== TASK INPUTS

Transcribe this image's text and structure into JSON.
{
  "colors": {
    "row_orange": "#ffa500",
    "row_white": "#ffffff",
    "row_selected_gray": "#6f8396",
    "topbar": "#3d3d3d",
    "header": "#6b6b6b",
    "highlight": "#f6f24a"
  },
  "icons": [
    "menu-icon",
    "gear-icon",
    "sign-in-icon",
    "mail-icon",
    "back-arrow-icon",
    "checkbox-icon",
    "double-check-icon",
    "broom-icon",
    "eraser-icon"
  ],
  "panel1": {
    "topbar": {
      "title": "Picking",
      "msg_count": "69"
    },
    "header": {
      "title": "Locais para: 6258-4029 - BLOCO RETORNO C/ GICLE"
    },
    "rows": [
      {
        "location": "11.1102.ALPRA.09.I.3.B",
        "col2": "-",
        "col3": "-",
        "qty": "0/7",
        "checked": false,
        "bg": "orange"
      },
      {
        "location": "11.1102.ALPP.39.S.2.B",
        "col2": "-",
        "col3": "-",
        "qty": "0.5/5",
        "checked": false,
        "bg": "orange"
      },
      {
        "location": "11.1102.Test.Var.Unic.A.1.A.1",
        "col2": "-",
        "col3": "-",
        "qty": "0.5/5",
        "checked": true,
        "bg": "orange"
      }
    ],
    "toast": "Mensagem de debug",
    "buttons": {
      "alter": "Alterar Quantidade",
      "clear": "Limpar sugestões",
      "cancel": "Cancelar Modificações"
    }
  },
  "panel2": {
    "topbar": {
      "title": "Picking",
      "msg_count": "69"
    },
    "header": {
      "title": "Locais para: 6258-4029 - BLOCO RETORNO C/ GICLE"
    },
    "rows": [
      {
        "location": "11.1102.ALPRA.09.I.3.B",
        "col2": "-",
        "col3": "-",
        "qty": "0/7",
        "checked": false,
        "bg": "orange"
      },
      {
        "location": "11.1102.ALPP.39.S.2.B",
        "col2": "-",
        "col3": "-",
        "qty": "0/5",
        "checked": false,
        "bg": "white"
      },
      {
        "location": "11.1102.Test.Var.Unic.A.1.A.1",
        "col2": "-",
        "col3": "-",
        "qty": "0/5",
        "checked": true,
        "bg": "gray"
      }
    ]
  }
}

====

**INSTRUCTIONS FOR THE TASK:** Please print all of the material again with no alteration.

**RESPONSE AREA:**
Transcribe this image's text and structure into JSON.
{
  "colors": {
    "row_orange": "#ffa500",
    "row_white": "#ffffff",
    "row_selected_gray": "#6f8396",
    "topbar": "#3d3d3d",
    "header": "#6b6b6b",
    "highlight": "#f6f24a"
  },
  "icons": [
    "menu-icon",
    "gear-icon",
    "sign-in-icon",
    "mail-icon",
    "back-arrow-icon",
    "checkbox-icon",
    "double-check-icon",
    "broom-icon",
    "eraser-icon"
  ],
  "panel1": {
    "topbar": {
      "title": "Picking",
      "msg_count": "69"
    },
    "header": {
      "title": "Locais para: 6258-4029 - BLOCO RETORNO C/ GICLE"
    },
    "rows": [
      {
        "location": "11.1102.ALPRA.09.I.3.B",
        "col2": "-",
        "col3": "-",
        "qty": "0/7",
        "checked": false,
        "bg": "orange"
      },
      {
        "location": "11.1102.ALPP.39.S.2.B",
        "col2": "-",
        "col3": "-",
        "qty": "0.5/5",
        "checked": false,
        "bg": "orange"
      },
      {
        "location": "11.1102.Test.Var.Unic.A.1.A.1",
        "col2": "-",
        "col3": "-",
        "qty": "0.5/5",
        "checked": true,
        "bg": "orange"
      }
    ],
    "toast": "Mensagem de debug",
    "buttons": {
      "alter": "Alterar Quantidade",
      "clear": "Limpar sugestões",
      "cancel": "Cancelar Modificações"
    }
  },
  "panel2": {
    "topbar": {
      "title": "Picking",
      "msg_count": "69"
    },
    "header": {
      "title": "Locais para: 6258-4029 - BLOCO RETORNO C/ GICLE"
    },
    "rows": [
      {
        "location": "11.1102.ALPRA.09.I.3.B",
        "col2": "-",
        "col3": "-",
        "qty": "0/7",
        "checked": false,
        "bg": "orange"
      },
      {
        "location": "11.1102.ALPP.39.S.2.B",
        "col2": "-",
        "col3": "-",
        "qty": "0/5",
        "checked": false,
        "bg": "white"
      },
      {
        "location": "11.1102.Test.Var.Unic.A.1.A.1",
        "col2": "-",
        "col3": "-",
        "qty": "0/5",
        "checked": true,
        "bg": "gray"
      }
    ]
  }
}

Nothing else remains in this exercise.